Laparoscopy is a type of surgical procedure that allows a surgeon to access the inside of the abdomen (tummy) and pelvis without having to make large incision in the skin.
This procedure is also known as keyhole surgery or minimally invasive surgery.
Large incisions can be avoided during laparoscopy because the surgeon uses an instrument called a laparoscope.
This is a small tube that has a light source and a camera, which relays images of the inside of the abdomen or pelvis to a television monitor.
The advantages of this technique over traditional open surgery include:
a shorter hospital stay and faster recovery time
less pain and bleeding after the operation
Laparoscopy is most commonly used in:
gynaecology – the study and treatment of conditions affecting the female reproductive system
gastroenterology – the study and treatment of conditions affecting the digestive system
urology – the study and treatment of conditions affecting the urinary system
It’s often possible to diagnose a condition using non-invasive methods, such as an ultrasound scan, computerised tomography (CT) scan or magnetic resonance imaging (MRI) scan.
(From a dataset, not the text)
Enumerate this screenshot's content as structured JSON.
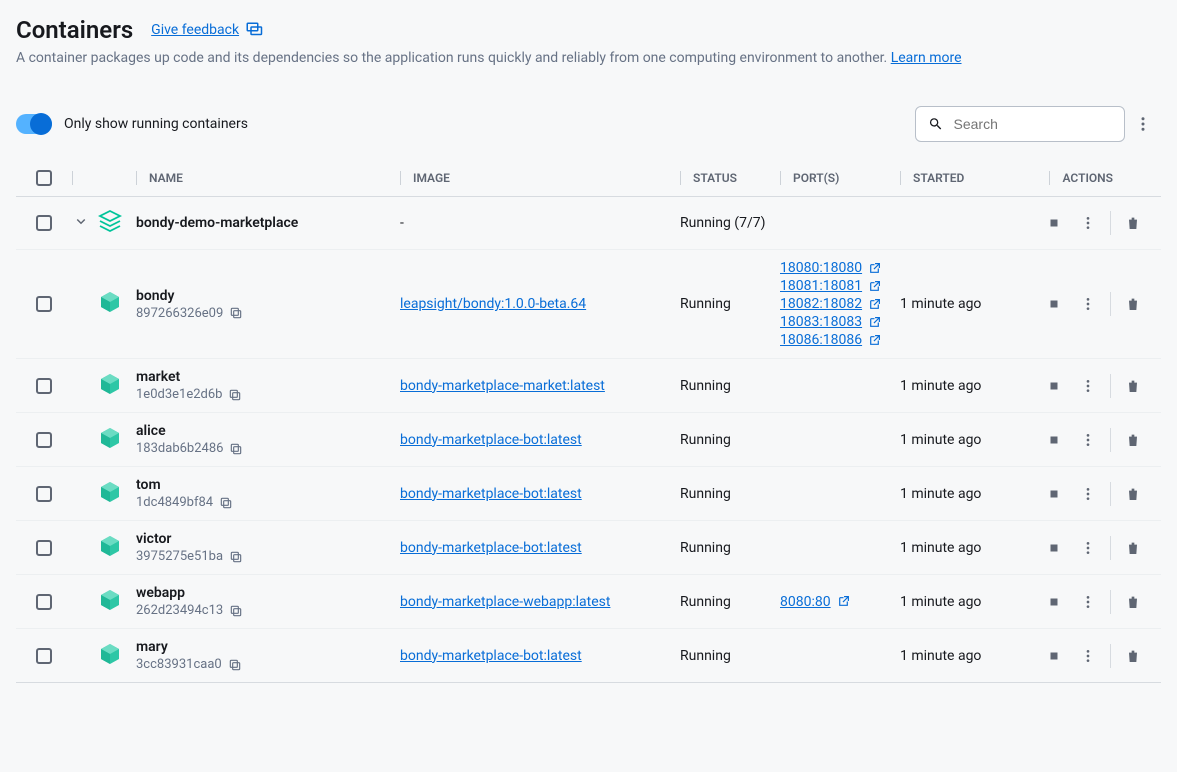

Sometimes, however, the only way to confirm a diagnosis is to directly study the affected part of the body using a laparoscope.
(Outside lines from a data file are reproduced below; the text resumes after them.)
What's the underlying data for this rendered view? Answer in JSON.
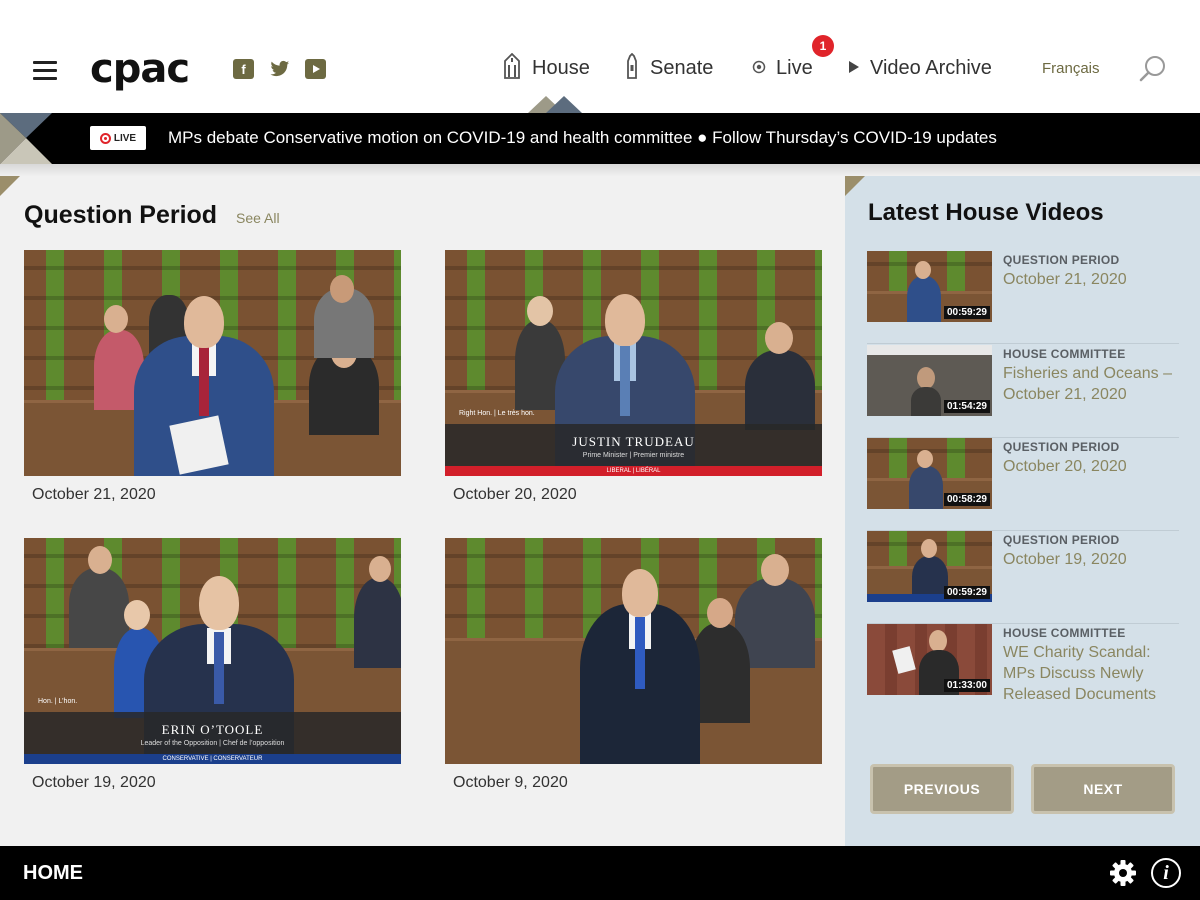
{
  "header": {
    "logo": "cpac",
    "social": [
      {
        "icon": "facebook-icon",
        "glyph": "f"
      },
      {
        "icon": "twitter-icon",
        "glyph": "ὂ6"
      },
      {
        "icon": "youtube-icon",
        "glyph": "▶"
      }
    ],
    "nav": {
      "house": "House",
      "senate": "Senate",
      "live": "Live",
      "archive": "Video Archive"
    },
    "live_badge": "1",
    "language": "Français"
  },
  "ticker": {
    "live_label": "LIVE",
    "text": "MPs debate Conservative motion on COVID-19 and health committee ● Follow Thursday’s COVID-19 updates"
  },
  "question_period": {
    "title": "Question Period",
    "see_all": "See All",
    "videos": [
      {
        "date": "October 21, 2020"
      },
      {
        "date": "October 20, 2020",
        "caption_honor": "Right Hon.  |  Le très hon.",
        "caption_name": "JUSTIN TRUDEAU",
        "caption_role": "Prime Minister   |   Premier ministre",
        "caption_party": "LIBERAL | LIBÉRAL"
      },
      {
        "date": "October 19, 2020",
        "caption_honor": "Hon.  |  L’hon.",
        "caption_name": "ERIN O’TOOLE",
        "caption_role": "Leader of the Opposition   |   Chef de l’opposition",
        "caption_party": "CONSERVATIVE | CONSERVATEUR"
      },
      {
        "date": "October 9, 2020"
      }
    ]
  },
  "sidebar": {
    "title": "Latest House Videos",
    "items": [
      {
        "category": "Question Period",
        "name": "October 21, 2020",
        "duration": "00:59:29"
      },
      {
        "category": "House Committee",
        "name": "Fisheries and Oceans – October 21, 2020",
        "duration": "01:54:29"
      },
      {
        "category": "Question Period",
        "name": "October 20, 2020",
        "duration": "00:58:29"
      },
      {
        "category": "Question Period",
        "name": "October 19, 2020",
        "duration": "00:59:29"
      },
      {
        "category": "House Committee",
        "name": "WE Charity Scandal: MPs Discuss Newly Released Documents",
        "duration": "01:33:00"
      }
    ],
    "previous": "PREVIOUS",
    "next": "NEXT"
  },
  "footer": {
    "home": "HOME"
  },
  "colors": {
    "accent_olive": "#8a8660",
    "sidebar_bg": "#d4e0e8",
    "button_bg": "#a39c86",
    "live_red": "#e0242a"
  }
}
Laparoscopies are now widely used to diagnose many different conditions and investigate certain symptoms. For example, they may be used for:
pelvic inflammatory disease (PID) – a bacterial infection of the female upper genital tract, including the womb, fallopian tubes and ovaries
endometriosis – where small pieces of the womb lining (the endometrium) are found outside the womb
ectopic pregnancy – a pregnancy that develops outside the womb
ovarian cyst – a fluid-filled sac that develops on a woman’s ovary
fibroids – non-cancerous tumours that grow in or around the womb (uterus)
undescended testicles – a common childhood condition where a boy is born without one or both testicles in their scrotum
appendicitis – a painful swelling of the appendix (a small pouch connected to the large intestine)
Laparoscopic surgery can be used to treat a number of different conditions, including: